- Opening Delimiter -

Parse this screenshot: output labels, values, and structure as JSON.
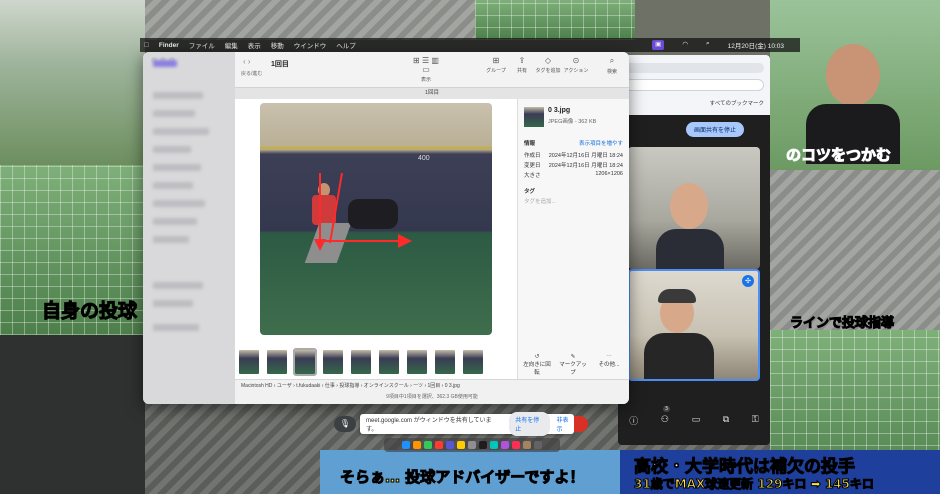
{
  "menubar": {
    "app": "Finder",
    "items": [
      "ファイル",
      "編集",
      "表示",
      "移動",
      "ウインドウ",
      "ヘルプ"
    ],
    "clock": "12月20日(金)  10:03"
  },
  "finder": {
    "title": "1回目",
    "back_label": "戻る/進む",
    "tab_label": "1回目",
    "toolbar": [
      {
        "icon": "view-icon",
        "label": "表示"
      },
      {
        "icon": "group-icon",
        "label": "グループ"
      },
      {
        "icon": "share-icon",
        "label": "共有"
      },
      {
        "icon": "tag-icon",
        "label": "タグを追加"
      },
      {
        "icon": "action-icon",
        "label": "アクション"
      },
      {
        "icon": "search-icon",
        "label": "検索"
      }
    ],
    "info": {
      "filename": "0 3.jpg",
      "kind": "JPEG画像 - 362 KB",
      "section_info": "情報",
      "more_label": "表示項目を増やす",
      "rows": [
        {
          "k": "作成日",
          "v": "2024年12月16日 月曜日 18:24"
        },
        {
          "k": "変更日",
          "v": "2024年12月16日 月曜日 18:24"
        },
        {
          "k": "大きさ",
          "v": "1206×1206"
        }
      ],
      "tags_title": "タグ",
      "tags_placeholder": "タグを追加...",
      "actions": [
        "左向きに回転",
        "マークアップ",
        "その他..."
      ]
    },
    "path": [
      "Macintosh HD",
      "ユーザ",
      "t.fukudaaki",
      "仕事",
      "投球指導",
      "オンラインスクール",
      "ーツ",
      "1回目",
      "0 3.jpg"
    ],
    "status": "9項目中1項目を選択、362.3 GB使用可能",
    "photo_sign": "400"
  },
  "meet": {
    "bookmarks": "すべてのブックマーク",
    "stop_share": "画面共有を停止",
    "participants_count": "3"
  },
  "sharebar": {
    "message": "meet.google.com がウィンドウを共有しています。",
    "stop": "共有を停止",
    "hide": "非表示"
  },
  "captions": {
    "left": "自身の投球",
    "right_top": "のコツをつかむ",
    "right_mid": "ラインで投球指導",
    "bottom_center": "そらぁ… 投球アドバイザーですよ！",
    "bottom_right_1": "高校・大学時代は補欠の投手",
    "bottom_right_2": "31歳でMAX球速更新 129キロ ➡ 145キロ"
  }
}
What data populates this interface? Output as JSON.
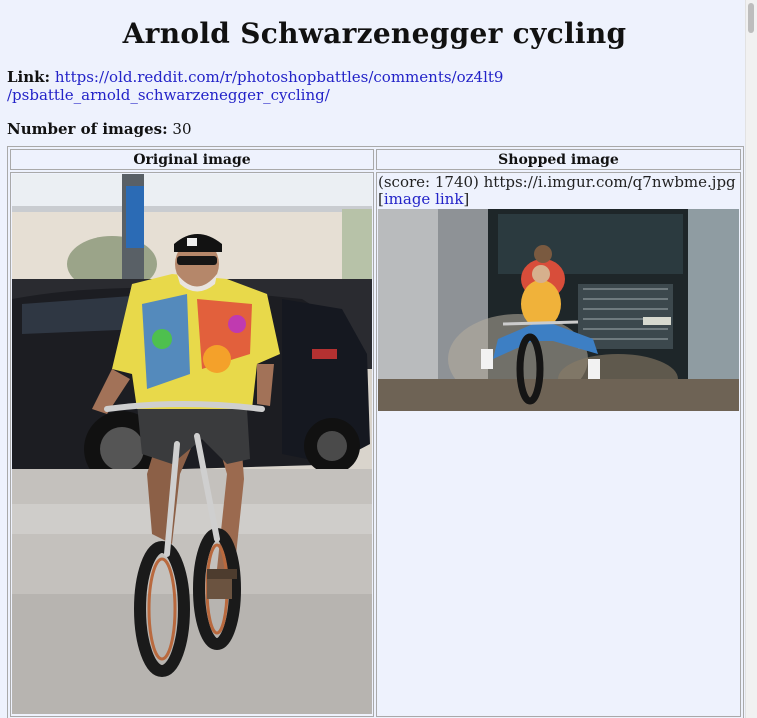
{
  "page": {
    "title": "Arnold Schwarzenegger cycling",
    "link_label": "Link:",
    "link_url_line1": "https://old.reddit.com/r/photoshopbattles/comments/oz4lt9",
    "link_url_line2": "/psbattle_arnold_schwarzenegger_cycling/",
    "count_label": "Number of images:",
    "count_value": "30"
  },
  "table": {
    "header_original": "Original image",
    "header_shopped": "Shopped image",
    "rows": [
      {
        "score_text": "(score: 1740) https://i.imgur.com/q7nwbme.jpg",
        "image_link_open": "[",
        "image_link_label": "image link",
        "image_link_close": "]"
      }
    ]
  }
}
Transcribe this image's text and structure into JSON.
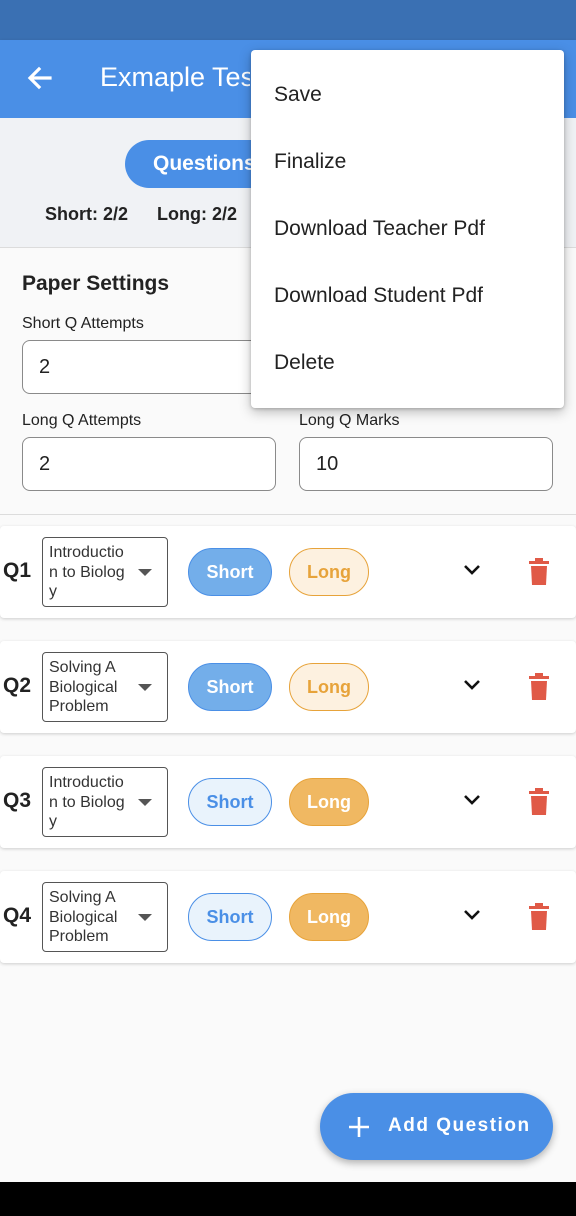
{
  "app_title": "Exmaple Test",
  "tabs": {
    "active": "Questions"
  },
  "counts": {
    "short": "Short: 2/2",
    "long": "Long: 2/2"
  },
  "settings": {
    "title": "Paper Settings",
    "short_attempts_label": "Short Q Attempts",
    "short_attempts_value": "2",
    "long_attempts_label": "Long Q Attempts",
    "long_attempts_value": "2",
    "long_marks_label": "Long Q Marks",
    "long_marks_value": "10"
  },
  "questions": [
    {
      "num": "Q1",
      "topic": "Introduction to Biology",
      "type": "short",
      "short_label": "Short",
      "long_label": "Long"
    },
    {
      "num": "Q2",
      "topic": "Solving A Biological Problem",
      "type": "short",
      "short_label": "Short",
      "long_label": "Long"
    },
    {
      "num": "Q3",
      "topic": "Introduction to Biology",
      "type": "long",
      "short_label": "Short",
      "long_label": "Long"
    },
    {
      "num": "Q4",
      "topic": "Solving A Biological Problem",
      "type": "long",
      "short_label": "Short",
      "long_label": "Long"
    }
  ],
  "menu": {
    "items": [
      "Save",
      "Finalize",
      "Download Teacher Pdf",
      "Download Student Pdf",
      "Delete"
    ]
  },
  "fab": {
    "label": "Add Question"
  },
  "colors": {
    "primary": "#4a8fe6",
    "status_bar": "#3a70b3",
    "accent_long": "#e7a33a",
    "delete": "#e05a47"
  }
}
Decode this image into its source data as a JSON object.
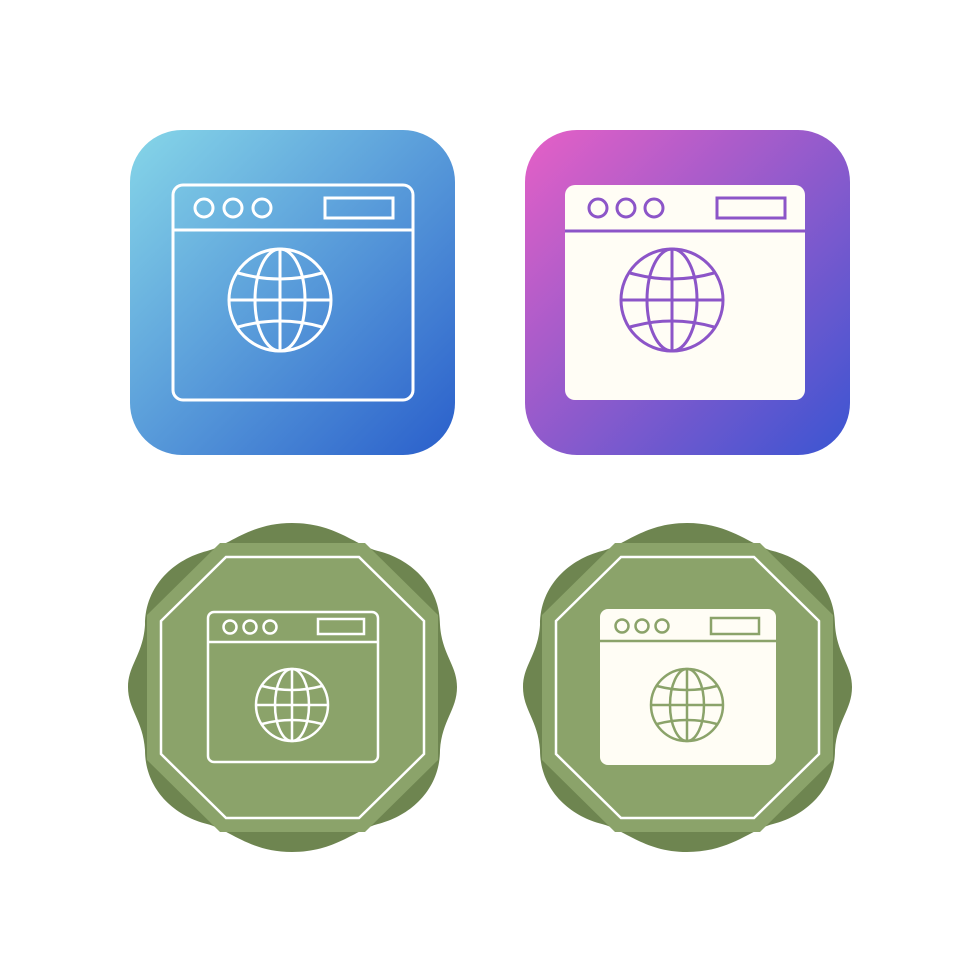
{
  "icons": [
    {
      "id": "browser-globe-outline-blue",
      "style": "outline",
      "background": "rounded-square-gradient",
      "gradient": [
        "#7fd3e6",
        "#2f63cc"
      ],
      "stroke": "#ffffff"
    },
    {
      "id": "browser-globe-filled-purple",
      "style": "filled",
      "background": "rounded-square-gradient",
      "gradient": [
        "#e063c8",
        "#3f56d2"
      ],
      "fill": "#fffdf5",
      "stroke": "#8a55c9"
    },
    {
      "id": "browser-globe-outline-green",
      "style": "outline",
      "background": "badge",
      "badge_dark": "#6d8450",
      "badge_light": "#8ba36a",
      "stroke": "#ffffff"
    },
    {
      "id": "browser-globe-filled-green",
      "style": "filled",
      "background": "badge",
      "badge_dark": "#6d8450",
      "badge_light": "#8ba36a",
      "fill": "#fffdf5",
      "stroke": "#8ba36a"
    }
  ]
}
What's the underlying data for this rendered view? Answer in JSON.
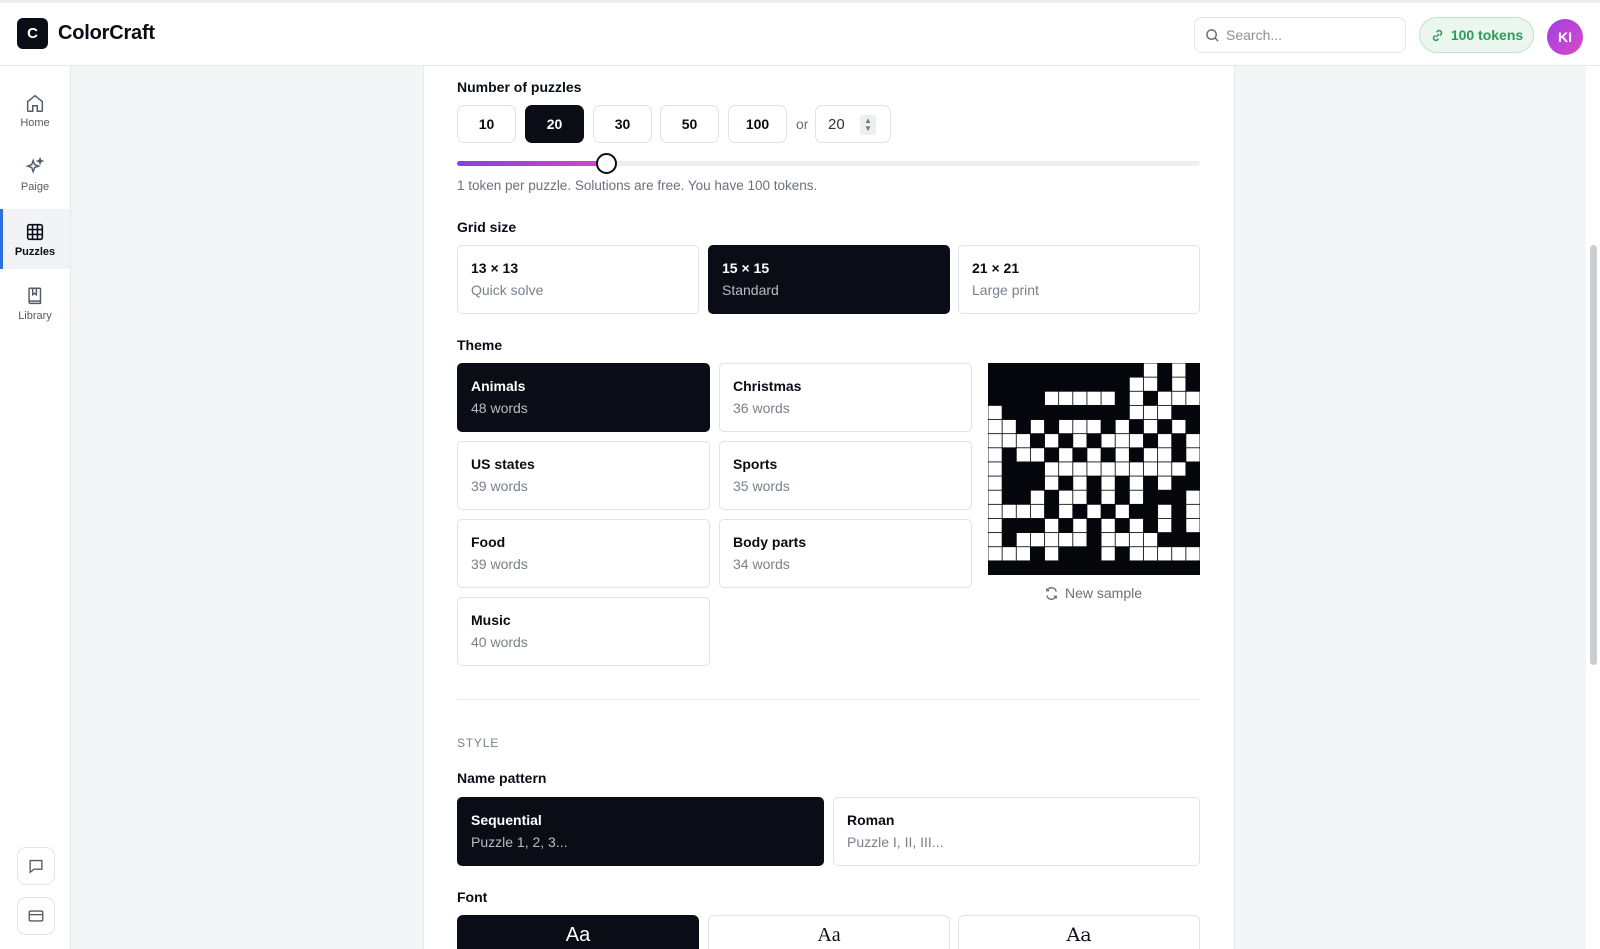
{
  "app": {
    "logo_letter": "C",
    "name": "ColorCraft"
  },
  "header": {
    "search_placeholder": "Search...",
    "tokens_label": "100 tokens",
    "avatar_initials": "KI"
  },
  "sidebar": {
    "items": [
      {
        "label": "Home",
        "icon": "home-icon"
      },
      {
        "label": "Paige",
        "icon": "sparkle-icon"
      },
      {
        "label": "Puzzles",
        "icon": "grid-icon",
        "active": true
      },
      {
        "label": "Library",
        "icon": "book-icon"
      }
    ],
    "bottom": [
      {
        "icon": "chat-icon"
      },
      {
        "icon": "card-icon"
      }
    ]
  },
  "count": {
    "label": "Number of puzzles",
    "options": [
      "10",
      "20",
      "30",
      "50",
      "100"
    ],
    "selected": "20",
    "or_text": "or",
    "custom_value": "20",
    "slider_fraction": 0.2,
    "hint": "1 token per puzzle. Solutions are free. You have 100 tokens."
  },
  "grid_size": {
    "label": "Grid size",
    "options": [
      {
        "title": "13 × 13",
        "subtitle": "Quick solve"
      },
      {
        "title": "15 × 15",
        "subtitle": "Standard",
        "selected": true
      },
      {
        "title": "21 × 21",
        "subtitle": "Large print"
      }
    ]
  },
  "theme": {
    "label": "Theme",
    "options": [
      {
        "title": "Animals",
        "subtitle": "48 words",
        "selected": true
      },
      {
        "title": "Christmas",
        "subtitle": "36 words"
      },
      {
        "title": "US states",
        "subtitle": "39 words"
      },
      {
        "title": "Sports",
        "subtitle": "35 words"
      },
      {
        "title": "Food",
        "subtitle": "39 words"
      },
      {
        "title": "Body parts",
        "subtitle": "34 words"
      },
      {
        "title": "Music",
        "subtitle": "40 words"
      }
    ],
    "new_sample_label": "New sample"
  },
  "style": {
    "caption": "STYLE",
    "name_pattern": {
      "label": "Name pattern",
      "options": [
        {
          "title": "Sequential",
          "subtitle": "Puzzle 1, 2, 3...",
          "selected": true
        },
        {
          "title": "Roman",
          "subtitle": "Puzzle I, II, III..."
        }
      ]
    },
    "font": {
      "label": "Font",
      "options": [
        "Aa",
        "Aa",
        "Aa"
      ]
    }
  },
  "colors": {
    "accent": "#0a0d16",
    "active_nav": "#2f6fe4",
    "token_green": "#2e9b58",
    "slider_start": "#8a3fe0",
    "slider_end": "#d447c8"
  }
}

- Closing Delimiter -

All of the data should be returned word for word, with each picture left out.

Parse this screenshot: output labels, values, and structure as JSON.
{
  "menubar": {
    "app": "Finder",
    "items": [
      "ファイル",
      "編集",
      "表示",
      "移動",
      "ウインドウ",
      "ヘルプ"
    ],
    "clock": "12月20日(金)  10:03"
  },
  "finder": {
    "title": "1回目",
    "back_label": "戻る/進む",
    "tab_label": "1回目",
    "toolbar": [
      {
        "icon": "view-icon",
        "label": "表示"
      },
      {
        "icon": "group-icon",
        "label": "グループ"
      },
      {
        "icon": "share-icon",
        "label": "共有"
      },
      {
        "icon": "tag-icon",
        "label": "タグを追加"
      },
      {
        "icon": "action-icon",
        "label": "アクション"
      },
      {
        "icon": "search-icon",
        "label": "検索"
      }
    ],
    "info": {
      "filename": "0 3.jpg",
      "kind": "JPEG画像 - 362 KB",
      "section_info": "情報",
      "more_label": "表示項目を増やす",
      "rows": [
        {
          "k": "作成日",
          "v": "2024年12月16日 月曜日 18:24"
        },
        {
          "k": "変更日",
          "v": "2024年12月16日 月曜日 18:24"
        },
        {
          "k": "大きさ",
          "v": "1206×1206"
        }
      ],
      "tags_title": "タグ",
      "tags_placeholder": "タグを追加...",
      "actions": [
        "左向きに回転",
        "マークアップ",
        "その他..."
      ]
    },
    "path": [
      "Macintosh HD",
      "ユーザ",
      "t.fukudaaki",
      "仕事",
      "投球指導",
      "オンラインスクール",
      "ーツ",
      "1回目",
      "0 3.jpg"
    ],
    "status": "9項目中1項目を選択、362.3 GB使用可能",
    "photo_sign": "400"
  },
  "meet": {
    "bookmarks": "すべてのブックマーク",
    "stop_share": "画面共有を停止",
    "participants_count": "3"
  },
  "sharebar": {
    "message": "meet.google.com がウィンドウを共有しています。",
    "stop": "共有を停止",
    "hide": "非表示"
  },
  "captions": {
    "left": "自身の投球",
    "right_top": "のコツをつかむ",
    "right_mid": "ラインで投球指導",
    "bottom_center": "そらぁ… 投球アドバイザーですよ！",
    "bottom_right_1": "高校・大学時代は補欠の投手",
    "bottom_right_2": "31歳でMAX球速更新 129キロ ➡ 145キロ"
  }
}
What data populates this interface? Output as JSON.
{
  "page": {
    "title": "Arnold Schwarzenegger cycling",
    "link_label": "Link:",
    "link_url_line1": "https://old.reddit.com/r/photoshopbattles/comments/oz4lt9",
    "link_url_line2": "/psbattle_arnold_schwarzenegger_cycling/",
    "count_label": "Number of images:",
    "count_value": "30"
  },
  "table": {
    "header_original": "Original image",
    "header_shopped": "Shopped image",
    "rows": [
      {
        "score_text": "(score: 1740) https://i.imgur.com/q7nwbme.jpg",
        "image_link_open": "[",
        "image_link_label": "image link",
        "image_link_close": "]"
      }
    ]
  }
}
Transcribe this image's text and structure into JSON.
{
  "app_title": "Exmaple Test",
  "tabs": {
    "active": "Questions"
  },
  "counts": {
    "short": "Short: 2/2",
    "long": "Long: 2/2"
  },
  "settings": {
    "title": "Paper Settings",
    "short_attempts_label": "Short Q Attempts",
    "short_attempts_value": "2",
    "long_attempts_label": "Long Q Attempts",
    "long_attempts_value": "2",
    "long_marks_label": "Long Q Marks",
    "long_marks_value": "10"
  },
  "questions": [
    {
      "num": "Q1",
      "topic": "Introduction to Biology",
      "type": "short",
      "short_label": "Short",
      "long_label": "Long"
    },
    {
      "num": "Q2",
      "topic": "Solving A Biological Problem",
      "type": "short",
      "short_label": "Short",
      "long_label": "Long"
    },
    {
      "num": "Q3",
      "topic": "Introduction to Biology",
      "type": "long",
      "short_label": "Short",
      "long_label": "Long"
    },
    {
      "num": "Q4",
      "topic": "Solving A Biological Problem",
      "type": "long",
      "short_label": "Short",
      "long_label": "Long"
    }
  ],
  "menu": {
    "items": [
      "Save",
      "Finalize",
      "Download Teacher Pdf",
      "Download Student Pdf",
      "Delete"
    ]
  },
  "fab": {
    "label": "Add Question"
  },
  "colors": {
    "primary": "#4a8fe6",
    "status_bar": "#3a70b3",
    "accent_long": "#e7a33a",
    "delete": "#e05a47"
  }
}
Decode this image into its source data as a JSON object.
{
  "icons": [
    {
      "id": "browser-globe-outline-blue",
      "style": "outline",
      "background": "rounded-square-gradient",
      "gradient": [
        "#7fd3e6",
        "#2f63cc"
      ],
      "stroke": "#ffffff"
    },
    {
      "id": "browser-globe-filled-purple",
      "style": "filled",
      "background": "rounded-square-gradient",
      "gradient": [
        "#e063c8",
        "#3f56d2"
      ],
      "fill": "#fffdf5",
      "stroke": "#8a55c9"
    },
    {
      "id": "browser-globe-outline-green",
      "style": "outline",
      "background": "badge",
      "badge_dark": "#6d8450",
      "badge_light": "#8ba36a",
      "stroke": "#ffffff"
    },
    {
      "id": "browser-globe-filled-green",
      "style": "filled",
      "background": "badge",
      "badge_dark": "#6d8450",
      "badge_light": "#8ba36a",
      "fill": "#fffdf5",
      "stroke": "#8ba36a"
    }
  ]
}
What's the underlying data for this rendered view? Answer in JSON.
{
  "app": {
    "logo_letter": "C",
    "name": "ColorCraft"
  },
  "header": {
    "search_placeholder": "Search...",
    "tokens_label": "100 tokens",
    "avatar_initials": "KI"
  },
  "sidebar": {
    "items": [
      {
        "label": "Home",
        "icon": "home-icon"
      },
      {
        "label": "Paige",
        "icon": "sparkle-icon"
      },
      {
        "label": "Puzzles",
        "icon": "grid-icon",
        "active": true
      },
      {
        "label": "Library",
        "icon": "book-icon"
      }
    ],
    "bottom": [
      {
        "icon": "chat-icon"
      },
      {
        "icon": "card-icon"
      }
    ]
  },
  "count": {
    "label": "Number of puzzles",
    "options": [
      "10",
      "20",
      "30",
      "50",
      "100"
    ],
    "selected": "20",
    "or_text": "or",
    "custom_value": "20",
    "slider_fraction": 0.2,
    "hint": "1 token per puzzle. Solutions are free. You have 100 tokens."
  },
  "grid_size": {
    "label": "Grid size",
    "options": [
      {
        "title": "13 × 13",
        "subtitle": "Quick solve"
      },
      {
        "title": "15 × 15",
        "subtitle": "Standard",
        "selected": true
      },
      {
        "title": "21 × 21",
        "subtitle": "Large print"
      }
    ]
  },
  "theme": {
    "label": "Theme",
    "options": [
      {
        "title": "Animals",
        "subtitle": "48 words",
        "selected": true
      },
      {
        "title": "Christmas",
        "subtitle": "36 words"
      },
      {
        "title": "US states",
        "subtitle": "39 words"
      },
      {
        "title": "Sports",
        "subtitle": "35 words"
      },
      {
        "title": "Food",
        "subtitle": "39 words"
      },
      {
        "title": "Body parts",
        "subtitle": "34 words"
      },
      {
        "title": "Music",
        "subtitle": "40 words"
      }
    ],
    "new_sample_label": "New sample"
  },
  "style": {
    "caption": "STYLE",
    "name_pattern": {
      "label": "Name pattern",
      "options": [
        {
          "title": "Sequential",
          "subtitle": "Puzzle 1, 2, 3...",
          "selected": true
        },
        {
          "title": "Roman",
          "subtitle": "Puzzle I, II, III..."
        }
      ]
    },
    "font": {
      "label": "Font",
      "options": [
        "Aa",
        "Aa",
        "Aa"
      ]
    }
  },
  "colors": {
    "accent": "#0a0d16",
    "active_nav": "#2f6fe4",
    "token_green": "#2e9b58",
    "slider_start": "#8a3fe0",
    "slider_end": "#d447c8"
  }
}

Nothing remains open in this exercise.